LISD School Board President Mark Griffin says the formula used by the state to fund school districts has run its course. He agrees with City Council that property taxes are high, so he proposes we find another way to fund public education in the State of Texas.
Griffin says that even though property taxes increased, that doesn't mean there's a windfall of cash in the LISD. "There's a formula that's devised through legislature that tells us how much we can have based on our values," says Griffin.
Griffin says school districts get a certain amount of money based on what the state says they should get. In Texas, schools get a percentage of their funding from property taxes and the other percentage from the state. So when property taxes increase, like they did in Lubbock, the state cuts the amount of money it gives to the LISD. More funding comes from the taxpayers, but the district isn't necessarily getting more money.
County Commissioners Patti Jones and Kenny Maines weighed in on the property tax debate as well. While they are concerned about increasing valuations, both say the formula for determining property values is effective.
Because property values are so high, Griffin says it's time we start finding bold, creative, new ways to fund public schools. He agrees with the city council that we can no longer fund schools solely on the backs of our property owners.
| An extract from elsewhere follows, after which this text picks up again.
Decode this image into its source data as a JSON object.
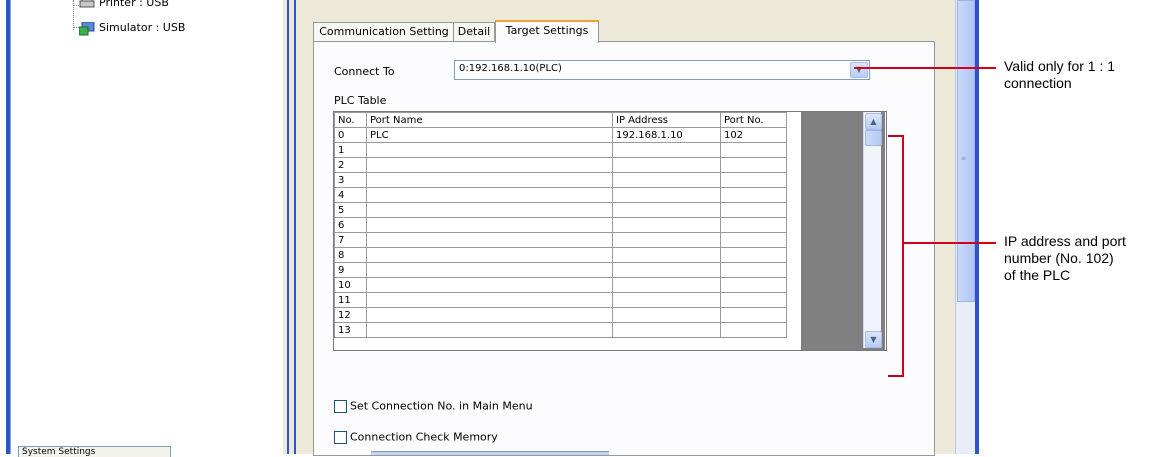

Griffin suggests getting away from property taxes as the main source of income for local school districts. He supports Lt. Governor David Dewhurst's plan. That plan calls for cutting property taxes in half, and increasing sales taxes by about a penny to support public schools. Right now, schools don't get any funding from sales tax revenues. This alternative concept is now on the back burner in Austin, but it is still being discussed.